In recent weeks, oil prices have fallen on weak China demand, the prospect of an Iran nuclear deal, and fears over a recession in the U.S. However, recent economic data from the U.S. has been better than feared, so perhaps the post-Ukraine invasion shock is finally waning, and demand and supply are coming more into balance near these levels.
In addition to the marketwide bounce in oil and gas stocks, Tellurian announced it was closing the $125.5 million deal it made last month for privately owned EnSight, which owns natural gas assets in the Haynesville shale. As a reminder, Tellurian is still inking losses as it builds out its $12.8 billion Driftwood liquified natural gas export plant. That plant isn't set to come online until 2026, but Tellurian has also invested in some natural-gas-producing assets that will theoretically generate cash flow to help offset construction costs. Given that natural gas just hit yearly highs, it appears as though that bet on commodity prices is paying off.
President and CEO Octávio Simões said:
This closing represents significant progress for Tellurian and our business model. By owning and operating upstream assets, a pipeline network and the Driftwood LNG terminal, Tellurian will have the ability to sell natural gas into domestic or international markets. This combination of assets represents a compelling value for our shareholders.
With Russia looking to squeeze European countries by partially shutting off its natural gas flows through the Nord Stream pipeline, natural gas prices are surging there, which only appears to strengthen the case for LNG exports from the U.S. That bodes well for all aspects of U.S. natural gas, including the pricey LNG export plants under construction like Driftwood.
The energy markets have been fascinating this year: The supply crunch from the Russia-Ukraine war and the hangover from the lack of production during the pandemic are running into fears of a recession, the U.S. released oil from the Strategic Petroleum Reserve, China's ordered sweeping lockdowns to combat COVID-19 cases, and a U.S.-Iran nuclear deal appears to be in the works.
Energy is very consequential as a contributor to inflation figures and economic health.
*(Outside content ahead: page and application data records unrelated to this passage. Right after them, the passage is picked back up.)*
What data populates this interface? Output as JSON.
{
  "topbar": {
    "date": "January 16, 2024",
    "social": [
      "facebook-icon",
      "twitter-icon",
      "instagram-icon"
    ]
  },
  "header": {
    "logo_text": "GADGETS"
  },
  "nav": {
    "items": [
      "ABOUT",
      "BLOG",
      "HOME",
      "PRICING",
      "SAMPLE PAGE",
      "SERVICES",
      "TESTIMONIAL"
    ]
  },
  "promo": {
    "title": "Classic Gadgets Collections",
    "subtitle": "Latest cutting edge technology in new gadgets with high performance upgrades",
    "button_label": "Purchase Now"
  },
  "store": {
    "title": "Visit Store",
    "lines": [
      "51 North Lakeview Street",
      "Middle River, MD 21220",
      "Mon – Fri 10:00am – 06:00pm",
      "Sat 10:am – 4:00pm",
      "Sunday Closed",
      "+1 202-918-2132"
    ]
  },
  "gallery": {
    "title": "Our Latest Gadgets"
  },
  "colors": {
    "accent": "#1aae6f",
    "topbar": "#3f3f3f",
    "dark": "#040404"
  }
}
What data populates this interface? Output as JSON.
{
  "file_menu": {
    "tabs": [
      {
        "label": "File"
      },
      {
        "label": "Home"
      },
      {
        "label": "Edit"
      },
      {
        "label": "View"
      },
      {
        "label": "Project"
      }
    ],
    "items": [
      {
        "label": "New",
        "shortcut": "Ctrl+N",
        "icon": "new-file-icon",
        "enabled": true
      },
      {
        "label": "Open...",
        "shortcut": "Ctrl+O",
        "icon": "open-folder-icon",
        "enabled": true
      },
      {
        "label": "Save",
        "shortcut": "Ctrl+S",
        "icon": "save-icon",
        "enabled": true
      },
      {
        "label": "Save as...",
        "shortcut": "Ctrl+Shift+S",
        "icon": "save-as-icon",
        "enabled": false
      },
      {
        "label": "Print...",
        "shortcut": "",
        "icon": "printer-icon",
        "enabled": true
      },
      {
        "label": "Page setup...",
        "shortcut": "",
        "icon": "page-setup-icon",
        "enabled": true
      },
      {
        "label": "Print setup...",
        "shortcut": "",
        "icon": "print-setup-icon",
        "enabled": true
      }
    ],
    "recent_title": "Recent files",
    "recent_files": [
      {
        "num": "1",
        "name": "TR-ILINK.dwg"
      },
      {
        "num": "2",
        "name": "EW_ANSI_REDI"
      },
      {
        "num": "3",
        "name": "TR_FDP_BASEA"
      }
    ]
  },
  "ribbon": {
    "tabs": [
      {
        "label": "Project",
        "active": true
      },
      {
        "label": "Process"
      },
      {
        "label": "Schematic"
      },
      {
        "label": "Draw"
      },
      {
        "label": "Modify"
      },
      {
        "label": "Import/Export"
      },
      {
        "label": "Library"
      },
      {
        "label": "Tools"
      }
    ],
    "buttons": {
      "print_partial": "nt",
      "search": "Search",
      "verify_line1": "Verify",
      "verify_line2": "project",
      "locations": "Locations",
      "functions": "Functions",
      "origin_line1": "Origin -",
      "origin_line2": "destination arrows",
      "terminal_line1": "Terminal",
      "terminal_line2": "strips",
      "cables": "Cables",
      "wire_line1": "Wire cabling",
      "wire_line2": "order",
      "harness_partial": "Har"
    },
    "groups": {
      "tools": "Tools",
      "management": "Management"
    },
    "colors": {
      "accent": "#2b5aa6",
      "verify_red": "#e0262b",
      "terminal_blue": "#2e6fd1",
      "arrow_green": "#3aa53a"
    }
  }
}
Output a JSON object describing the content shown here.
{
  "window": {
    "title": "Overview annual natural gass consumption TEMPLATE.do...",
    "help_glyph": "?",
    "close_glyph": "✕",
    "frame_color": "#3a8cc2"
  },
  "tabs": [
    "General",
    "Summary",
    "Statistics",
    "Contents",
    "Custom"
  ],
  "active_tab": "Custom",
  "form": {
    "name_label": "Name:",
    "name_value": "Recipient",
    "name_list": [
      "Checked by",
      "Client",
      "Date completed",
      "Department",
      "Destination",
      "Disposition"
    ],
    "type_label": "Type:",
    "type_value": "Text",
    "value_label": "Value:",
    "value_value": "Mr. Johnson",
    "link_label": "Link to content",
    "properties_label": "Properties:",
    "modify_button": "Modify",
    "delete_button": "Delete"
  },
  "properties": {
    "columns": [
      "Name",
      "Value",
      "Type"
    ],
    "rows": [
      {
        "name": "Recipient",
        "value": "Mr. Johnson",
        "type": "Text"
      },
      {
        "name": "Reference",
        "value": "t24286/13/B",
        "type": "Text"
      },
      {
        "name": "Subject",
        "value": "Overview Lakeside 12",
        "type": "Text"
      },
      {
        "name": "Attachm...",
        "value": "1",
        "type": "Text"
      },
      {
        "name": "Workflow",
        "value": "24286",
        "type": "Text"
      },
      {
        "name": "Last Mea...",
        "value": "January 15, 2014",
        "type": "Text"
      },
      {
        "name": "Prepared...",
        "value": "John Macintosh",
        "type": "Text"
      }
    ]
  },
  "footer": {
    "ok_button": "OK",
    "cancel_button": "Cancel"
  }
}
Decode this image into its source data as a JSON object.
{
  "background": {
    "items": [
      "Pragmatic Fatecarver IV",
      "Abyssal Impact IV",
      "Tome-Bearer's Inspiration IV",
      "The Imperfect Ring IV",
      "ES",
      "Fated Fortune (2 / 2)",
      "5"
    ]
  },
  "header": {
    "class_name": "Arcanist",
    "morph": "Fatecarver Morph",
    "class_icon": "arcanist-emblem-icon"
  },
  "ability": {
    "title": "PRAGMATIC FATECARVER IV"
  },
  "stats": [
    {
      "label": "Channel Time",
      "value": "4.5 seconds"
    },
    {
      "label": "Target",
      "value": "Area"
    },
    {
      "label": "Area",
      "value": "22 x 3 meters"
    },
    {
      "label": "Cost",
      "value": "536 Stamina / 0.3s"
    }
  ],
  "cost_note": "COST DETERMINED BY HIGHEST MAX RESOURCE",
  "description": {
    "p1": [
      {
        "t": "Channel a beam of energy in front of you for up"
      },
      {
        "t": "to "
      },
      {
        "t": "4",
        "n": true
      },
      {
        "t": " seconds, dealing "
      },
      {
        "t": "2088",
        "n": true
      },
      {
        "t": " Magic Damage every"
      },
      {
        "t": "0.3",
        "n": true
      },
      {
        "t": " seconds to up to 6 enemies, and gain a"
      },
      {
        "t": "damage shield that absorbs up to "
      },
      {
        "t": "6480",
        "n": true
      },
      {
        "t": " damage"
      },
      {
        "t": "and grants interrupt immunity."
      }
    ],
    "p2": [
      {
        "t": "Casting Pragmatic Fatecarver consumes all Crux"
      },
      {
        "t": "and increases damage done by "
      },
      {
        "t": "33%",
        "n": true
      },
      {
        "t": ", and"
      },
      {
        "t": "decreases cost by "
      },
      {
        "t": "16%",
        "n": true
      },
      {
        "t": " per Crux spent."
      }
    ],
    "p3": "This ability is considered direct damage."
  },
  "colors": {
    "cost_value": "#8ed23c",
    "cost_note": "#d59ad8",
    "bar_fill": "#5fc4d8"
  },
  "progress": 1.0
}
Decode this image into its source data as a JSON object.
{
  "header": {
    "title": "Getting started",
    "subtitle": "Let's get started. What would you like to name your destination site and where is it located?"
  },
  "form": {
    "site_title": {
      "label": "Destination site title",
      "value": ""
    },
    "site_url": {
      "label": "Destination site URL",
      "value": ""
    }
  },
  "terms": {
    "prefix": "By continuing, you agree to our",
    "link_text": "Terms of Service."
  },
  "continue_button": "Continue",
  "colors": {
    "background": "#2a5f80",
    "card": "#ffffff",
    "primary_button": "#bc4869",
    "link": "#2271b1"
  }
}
Therefore, energy stocks can be highly attractive as portfolio-diversifiers, both for their shareholder payouts amid their newfound supply discipline and for their hedging characteristics against future energy supply crunches.